The Man Behind the Curtain: The Emotional Impact of New Technology
A sufficiently advanced technology is indistinguishable from magic, said Arthur C. Clarke. I argue we can add a corollary: an insufficiently advanced technology is indistinguishable from despotism.
If we can’t understand it at all, we’re enchanted. If we can understand a bit of it – if we think we can see the man behind the curtain – we’re convinced he’s up to no good.
When we can see, or even just imagine, people pulling the levers to make it work, we’re reminded of our humanity. And we know how weak our own humanity makes us, full of emotion and imperfection. So we worry. But if we can’t see the interaction, it becomes magic from a fairytale. And we like fairytales.
If you have that kind of magical technological advance, you’re lucky. What do you do, though, if you have a merely human-scale advancement? How do you prevent people from being suspicious?
The way to work around this is – as with so many other things – just to be honest. You must humanize the man behind the curtain. Don’t let anyone assume the nefarious intentions.
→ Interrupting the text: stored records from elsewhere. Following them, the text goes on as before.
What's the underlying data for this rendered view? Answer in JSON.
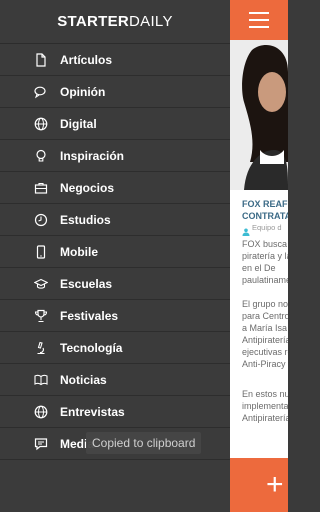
{
  "drawer": {
    "logo_bold": "STARTER",
    "logo_light": "DAILY",
    "items": [
      {
        "label": "Artículos",
        "icon": "document-icon"
      },
      {
        "label": "Opinión",
        "icon": "speech-bubbles-icon"
      },
      {
        "label": "Digital",
        "icon": "globe-icon"
      },
      {
        "label": "Inspiración",
        "icon": "lightbulb-icon"
      },
      {
        "label": "Negocios",
        "icon": "briefcase-icon"
      },
      {
        "label": "Estudios",
        "icon": "clock-icon"
      },
      {
        "label": "Mobile",
        "icon": "phone-icon"
      },
      {
        "label": "Escuelas",
        "icon": "graduation-cap-icon"
      },
      {
        "label": "Festivales",
        "icon": "trophy-icon"
      },
      {
        "label": "Tecnología",
        "icon": "microscope-icon"
      },
      {
        "label": "Noticias",
        "icon": "book-icon"
      },
      {
        "label": "Entrevistas",
        "icon": "globe-icon"
      },
      {
        "label": "Media",
        "icon": "chat-icon"
      }
    ]
  },
  "toast": "Copied to clipboard",
  "article": {
    "headline_line1": "FOX REAFIR",
    "headline_line2": "CONTRATAC",
    "author": "Equipo d",
    "paragraphs": [
      [
        "FOX busca r",
        "piratería y la",
        "en el De",
        "paulatiname"
      ],
      [
        "El grupo no",
        "para Centro",
        "a María Isa",
        "Antipiratería",
        "ejecutivas re",
        "Anti-Piracy C"
      ],
      [
        "En estos nu",
        "implementac",
        "Antipiratería"
      ]
    ]
  },
  "colors": {
    "accent": "#ed6a3d",
    "drawer_bg": "#3b3b3b",
    "headline": "#3b6a86"
  }
}
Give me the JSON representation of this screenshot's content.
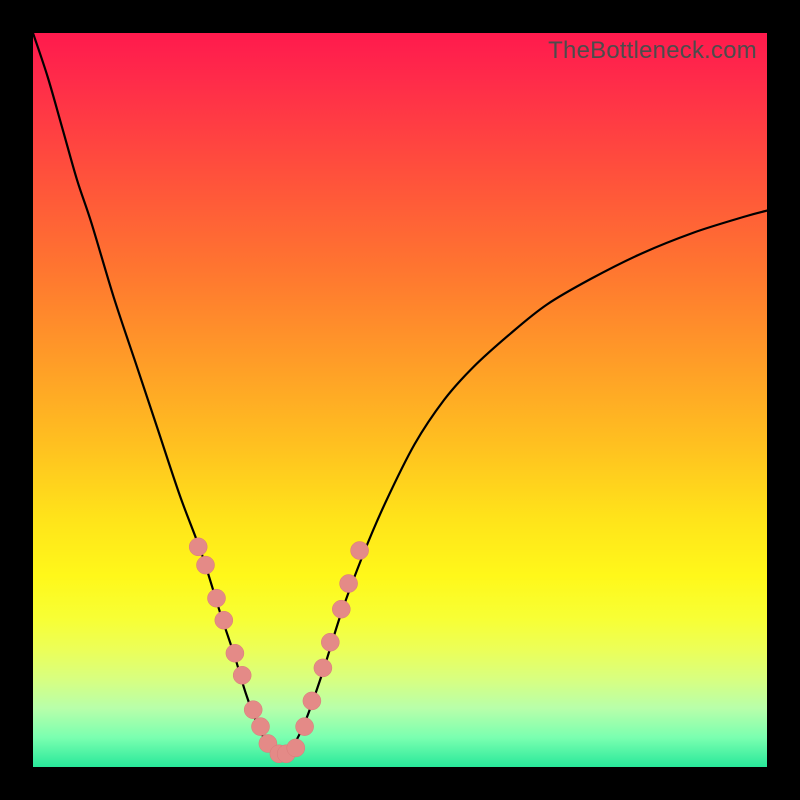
{
  "watermark": "TheBottleneck.com",
  "chart_data": {
    "type": "line",
    "title": "",
    "xlabel": "",
    "ylabel": "",
    "xlim": [
      0,
      1
    ],
    "ylim": [
      0,
      1
    ],
    "series": [
      {
        "name": "curve",
        "x": [
          0.0,
          0.02,
          0.04,
          0.06,
          0.08,
          0.11,
          0.14,
          0.17,
          0.2,
          0.23,
          0.255,
          0.275,
          0.29,
          0.305,
          0.32,
          0.335,
          0.35,
          0.37,
          0.395,
          0.42,
          0.45,
          0.48,
          0.52,
          0.56,
          0.6,
          0.65,
          0.7,
          0.76,
          0.83,
          0.9,
          0.97,
          1.0
        ],
        "y": [
          1.0,
          0.94,
          0.87,
          0.8,
          0.74,
          0.64,
          0.55,
          0.46,
          0.37,
          0.29,
          0.21,
          0.15,
          0.1,
          0.06,
          0.03,
          0.018,
          0.023,
          0.06,
          0.13,
          0.21,
          0.29,
          0.36,
          0.44,
          0.5,
          0.545,
          0.59,
          0.63,
          0.665,
          0.7,
          0.728,
          0.75,
          0.758
        ]
      }
    ],
    "markers": {
      "name": "highlighted-points",
      "color": "#e48a87",
      "x": [
        0.225,
        0.235,
        0.25,
        0.26,
        0.275,
        0.285,
        0.3,
        0.31,
        0.32,
        0.335,
        0.345,
        0.358,
        0.37,
        0.38,
        0.395,
        0.405,
        0.42,
        0.43,
        0.445
      ],
      "y": [
        0.3,
        0.275,
        0.23,
        0.2,
        0.155,
        0.125,
        0.078,
        0.055,
        0.032,
        0.018,
        0.018,
        0.026,
        0.055,
        0.09,
        0.135,
        0.17,
        0.215,
        0.25,
        0.295
      ]
    }
  }
}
Dorothy and her compatriots hated the Wizard… until they learned he was just an old Kansas man trying to do his best. When he was honest, they were won over.
It’s better to be imperfect and real. Always.